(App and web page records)
++++++++
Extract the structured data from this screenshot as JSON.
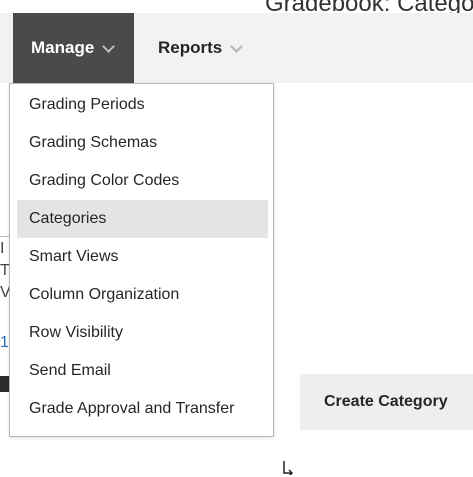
{
  "background": {
    "clipped_heading": "Gradebook: Category (",
    "edge_items": [
      {
        "text": "I"
      },
      {
        "text": "T"
      },
      {
        "text": "V"
      },
      {
        "text": "1"
      }
    ]
  },
  "toolbar": {
    "manage_label": "Manage",
    "reports_label": "Reports"
  },
  "manage_menu": {
    "items": [
      {
        "label": "Grading Periods"
      },
      {
        "label": "Grading Schemas"
      },
      {
        "label": "Grading Color Codes"
      },
      {
        "label": "Categories"
      },
      {
        "label": "Smart Views"
      },
      {
        "label": "Column Organization"
      },
      {
        "label": "Row Visibility"
      },
      {
        "label": "Send Email"
      },
      {
        "label": "Grade Approval and Transfer"
      }
    ],
    "selected": "Categories"
  },
  "actions": {
    "create_category_label": "Create Category"
  },
  "colors": {
    "manage_tab_bg": "#4a4a4a",
    "action_bar_bg": "#f2f2f2",
    "selected_item_bg": "#e4e4e4",
    "link": "#2a6ebb"
  },
  "icons": {
    "manage_chevron": "chevron-down-icon",
    "reports_chevron": "chevron-down-icon",
    "cursor": "pointer-cursor-icon"
  }
}
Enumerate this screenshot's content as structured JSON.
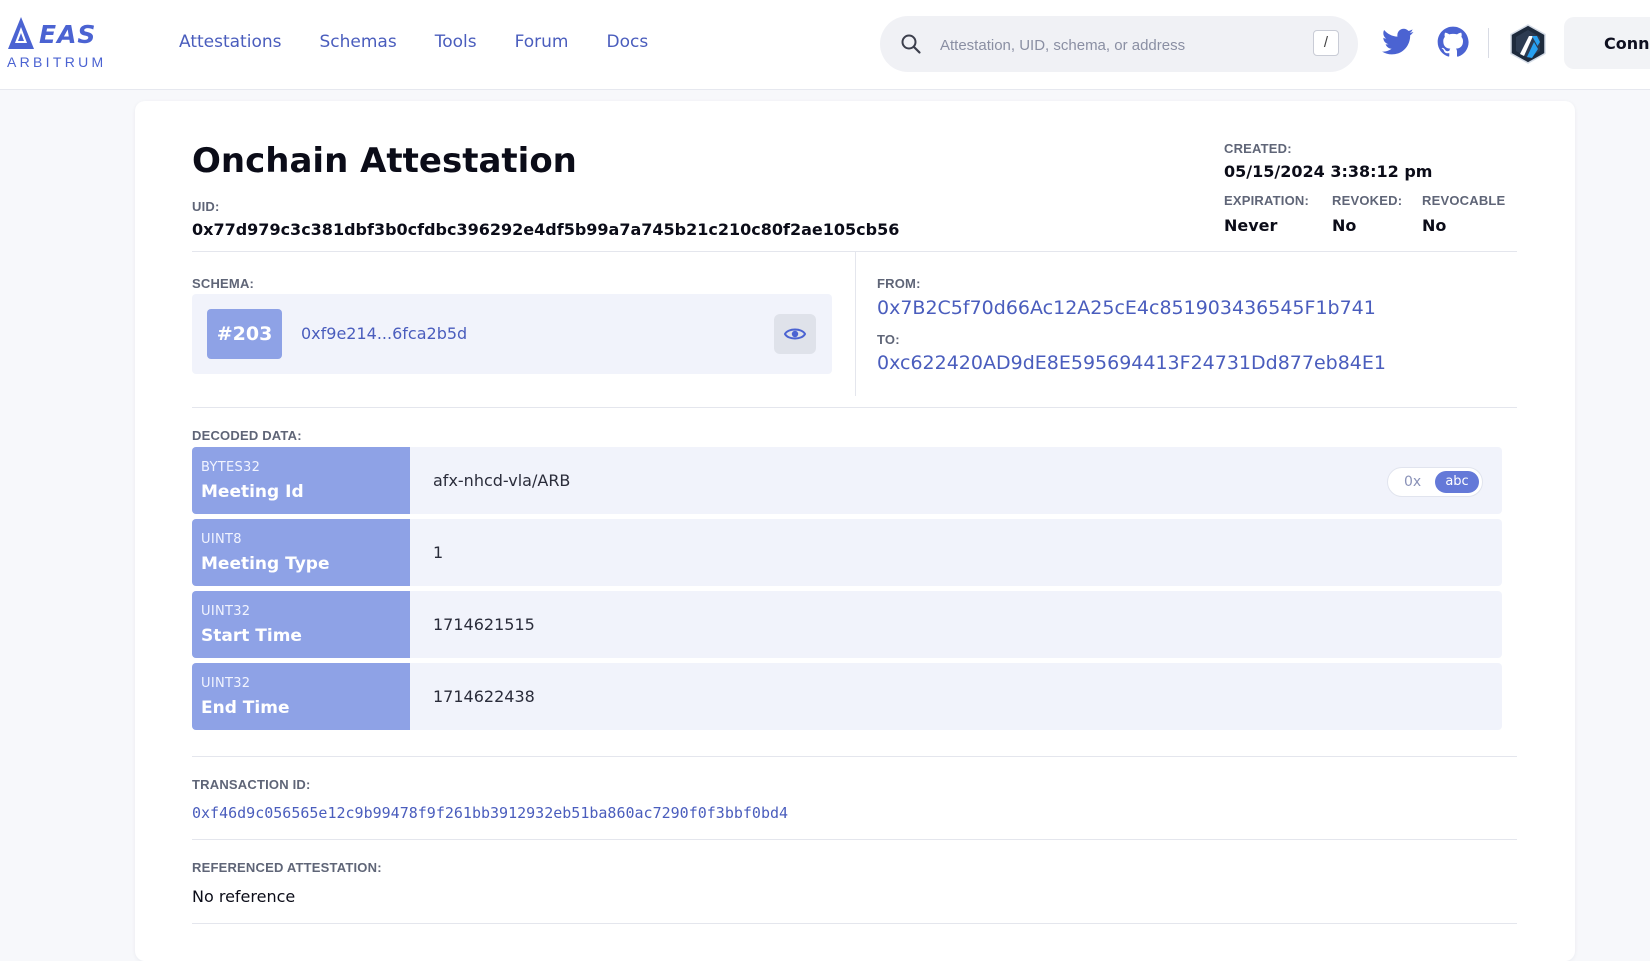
{
  "brand": {
    "name": "EAS",
    "network": "ARBITRUM",
    "accent": "#4b63d2"
  },
  "nav": {
    "items": [
      "Attestations",
      "Schemas",
      "Tools",
      "Forum",
      "Docs"
    ]
  },
  "search": {
    "placeholder": "Attestation, UID, schema, or address",
    "shortcut": "/"
  },
  "header_actions": {
    "connect_label": "Conne",
    "icons": [
      "twitter-icon",
      "github-icon",
      "arbitrum-icon"
    ]
  },
  "attestation": {
    "title": "Onchain Attestation",
    "uid_label": "UID:",
    "uid": "0x77d979c3c381dbf3b0cfdbc396292e4df5b99a7a745b21c210c80f2ae105cb56",
    "created_label": "CREATED:",
    "created": "05/15/2024 3:38:12 pm",
    "expiration_label": "EXPIRATION:",
    "expiration": "Never",
    "revoked_label": "REVOKED:",
    "revoked": "No",
    "revocable_label": "REVOCABLE",
    "revocable": "No",
    "schema_label": "SCHEMA:",
    "schema_number": "#203",
    "schema_id": "0xf9e214...6fca2b5d",
    "from_label": "FROM:",
    "from": "0x7B2C5f70d66Ac12A25cE4c851903436545F1b741",
    "to_label": "TO:",
    "to": "0xc622420AD9dE8E595694413F24731Dd877eb84E1",
    "decoded_label": "DECODED DATA:",
    "decoded": [
      {
        "type": "BYTES32",
        "name": "Meeting Id",
        "value": "afx-nhcd-vla/ARB"
      },
      {
        "type": "UINT8",
        "name": "Meeting Type",
        "value": "1"
      },
      {
        "type": "UINT32",
        "name": "Start Time",
        "value": "1714621515"
      },
      {
        "type": "UINT32",
        "name": "End Time",
        "value": "1714622438"
      }
    ],
    "format_toggle": {
      "hex": "0x",
      "text": "abc",
      "selected": "abc"
    },
    "tx_label": "TRANSACTION ID:",
    "tx_id": "0xf46d9c056565e12c9b99478f9f261bb3912932eb51ba860ac7290f0f3bbf0bd4",
    "ref_label": "REFERENCED ATTESTATION:",
    "ref_value": "No reference"
  }
}
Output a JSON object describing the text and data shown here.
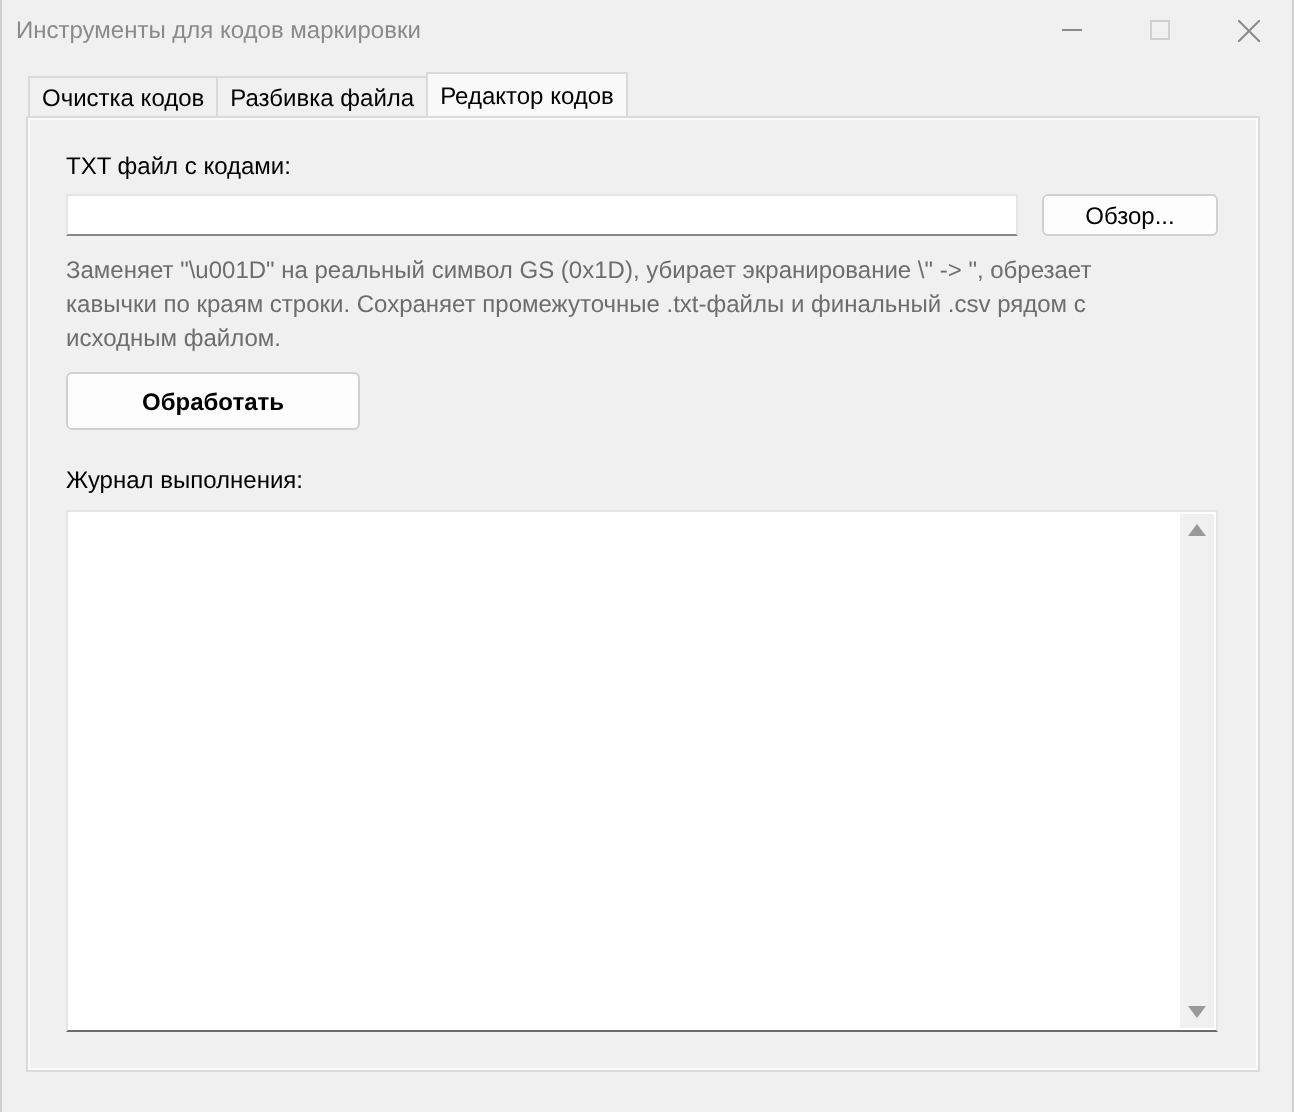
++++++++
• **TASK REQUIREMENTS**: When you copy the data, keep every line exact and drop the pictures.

• **RESPONSE AREA**:
Extract the structured data from this screenshot as JSON.
{
  "background": {
    "clipped_heading": "Gradebook: Category (",
    "edge_items": [
      {
        "text": "I"
      },
      {
        "text": "T"
      },
      {
        "text": "V"
      },
      {
        "text": "1"
      }
    ]
  },
  "toolbar": {
    "manage_label": "Manage",
    "reports_label": "Reports"
  },
  "manage_menu": {
    "items": [
      {
        "label": "Grading Periods"
      },
      {
        "label": "Grading Schemas"
      },
      {
        "label": "Grading Color Codes"
      },
      {
        "label": "Categories"
      },
      {
        "label": "Smart Views"
      },
      {
        "label": "Column Organization"
      },
      {
        "label": "Row Visibility"
      },
      {
        "label": "Send Email"
      },
      {
        "label": "Grade Approval and Transfer"
      }
    ],
    "selected": "Categories"
  },
  "actions": {
    "create_category_label": "Create Category"
  },
  "colors": {
    "manage_tab_bg": "#4a4a4a",
    "action_bar_bg": "#f2f2f2",
    "selected_item_bg": "#e4e4e4",
    "link": "#2a6ebb"
  },
  "icons": {
    "manage_chevron": "chevron-down-icon",
    "reports_chevron": "chevron-down-icon",
    "cursor": "pointer-cursor-icon"
  }
}
Enumerate this screenshot's content as structured JSON.
{
  "brand": {
    "name": "EAS",
    "network": "ARBITRUM",
    "accent": "#4b63d2"
  },
  "nav": {
    "items": [
      "Attestations",
      "Schemas",
      "Tools",
      "Forum",
      "Docs"
    ]
  },
  "search": {
    "placeholder": "Attestation, UID, schema, or address",
    "shortcut": "/"
  },
  "header_actions": {
    "connect_label": "Conne",
    "icons": [
      "twitter-icon",
      "github-icon",
      "arbitrum-icon"
    ]
  },
  "attestation": {
    "title": "Onchain Attestation",
    "uid_label": "UID:",
    "uid": "0x77d979c3c381dbf3b0cfdbc396292e4df5b99a7a745b21c210c80f2ae105cb56",
    "created_label": "CREATED:",
    "created": "05/15/2024 3:38:12 pm",
    "expiration_label": "EXPIRATION:",
    "expiration": "Never",
    "revoked_label": "REVOKED:",
    "revoked": "No",
    "revocable_label": "REVOCABLE",
    "revocable": "No",
    "schema_label": "SCHEMA:",
    "schema_number": "#203",
    "schema_id": "0xf9e214...6fca2b5d",
    "from_label": "FROM:",
    "from": "0x7B2C5f70d66Ac12A25cE4c851903436545F1b741",
    "to_label": "TO:",
    "to": "0xc622420AD9dE8E595694413F24731Dd877eb84E1",
    "decoded_label": "DECODED DATA:",
    "decoded": [
      {
        "type": "BYTES32",
        "name": "Meeting Id",
        "value": "afx-nhcd-vla/ARB"
      },
      {
        "type": "UINT8",
        "name": "Meeting Type",
        "value": "1"
      },
      {
        "type": "UINT32",
        "name": "Start Time",
        "value": "1714621515"
      },
      {
        "type": "UINT32",
        "name": "End Time",
        "value": "1714622438"
      }
    ],
    "format_toggle": {
      "hex": "0x",
      "text": "abc",
      "selected": "abc"
    },
    "tx_label": "TRANSACTION ID:",
    "tx_id": "0xf46d9c056565e12c9b99478f9f261bb3912932eb51ba860ac7290f0f3bbf0bd4",
    "ref_label": "REFERENCED ATTESTATION:",
    "ref_value": "No reference"
  }
}
Output a JSON object describing the text and data shown here.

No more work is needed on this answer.